## DATASET CONTENT
━━━━━━━━━━━━━━━━━━━━

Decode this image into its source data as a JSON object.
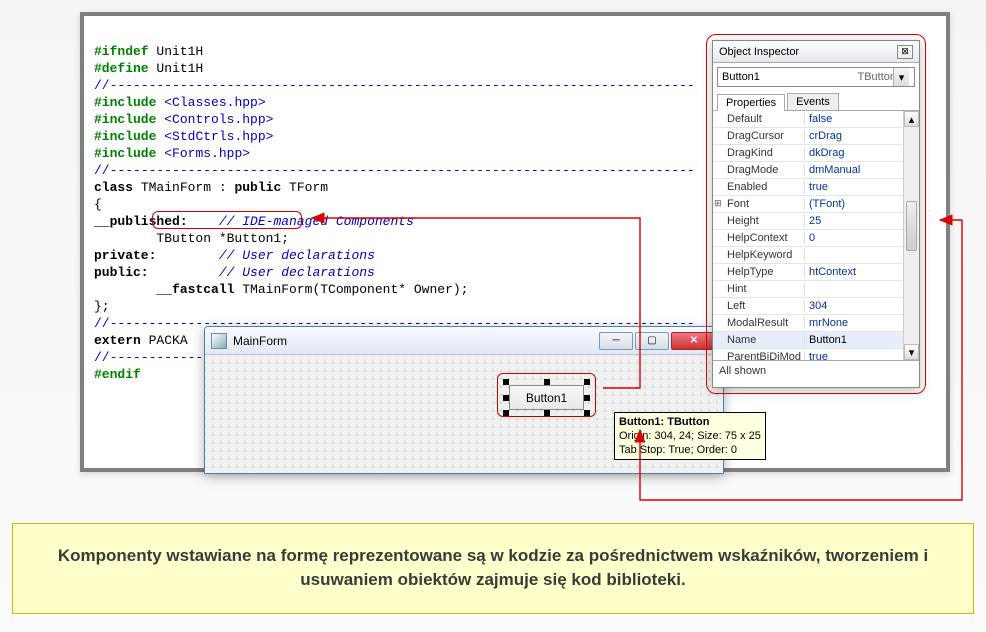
{
  "code": {
    "ifndef": "#ifndef",
    "define": "#define",
    "unit": "Unit1H",
    "include": "#include",
    "inc1": "<Classes.hpp>",
    "inc2": "<Controls.hpp>",
    "inc3": "<StdCtrls.hpp>",
    "inc4": "<Forms.hpp>",
    "class_kw": "class",
    "class_decl": " TMainForm : ",
    "public_kw": "public",
    "tform": " TForm",
    "brace_open": "{",
    "published": "__published:",
    "cmt_ide": "// IDE-managed Components",
    "tbutton_line_pre": "        TButton ",
    "tbutton_line_mid": "*Button1;",
    "private": "private:",
    "cmt_user1": "// User declarations",
    "public": "public:",
    "cmt_user2": "// User declarations",
    "fastcall_pre": "        __fastcall",
    "fastcall_rest": " TMainForm(TComponent* Owner);",
    "brace_close": "};",
    "extern": "extern",
    "package": " PACKA",
    "endif": "#endif",
    "dashes": "//---------------------------------------------------------------------------"
  },
  "form": {
    "title": "MainForm",
    "button_caption": "Button1"
  },
  "tooltip": {
    "l1": "Button1: TButton",
    "l2": "Origin: 304, 24; Size: 75 x 25",
    "l3": "Tab Stop: True; Order: 0"
  },
  "inspector": {
    "title": "Object Inspector",
    "obj_name": "Button1",
    "obj_type": "TButton",
    "tab_props": "Properties",
    "tab_events": "Events",
    "status": "All shown",
    "props": [
      {
        "n": "Default",
        "v": "false"
      },
      {
        "n": "DragCursor",
        "v": "crDrag"
      },
      {
        "n": "DragKind",
        "v": "dkDrag"
      },
      {
        "n": "DragMode",
        "v": "dmManual"
      },
      {
        "n": "Enabled",
        "v": "true"
      },
      {
        "n": "Font",
        "v": "(TFont)",
        "expand": true
      },
      {
        "n": "Height",
        "v": "25"
      },
      {
        "n": "HelpContext",
        "v": "0"
      },
      {
        "n": "HelpKeyword",
        "v": ""
      },
      {
        "n": "HelpType",
        "v": "htContext"
      },
      {
        "n": "Hint",
        "v": ""
      },
      {
        "n": "Left",
        "v": "304"
      },
      {
        "n": "ModalResult",
        "v": "mrNone"
      },
      {
        "n": "Name",
        "v": "Button1",
        "sel": true,
        "black": true
      },
      {
        "n": "ParentBiDiMod",
        "v": "true"
      }
    ]
  },
  "note": "Komponenty wstawiane na formę reprezentowane są w kodzie za pośrednictwem wskaźników, tworzeniem i usuwaniem obiektów zajmuje się kod biblioteki."
}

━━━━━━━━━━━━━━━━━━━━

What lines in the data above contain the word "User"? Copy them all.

## EXERCISE ANSWER
    "cmt_user1": "// User declarations",
    "cmt_user2": "// User declarations",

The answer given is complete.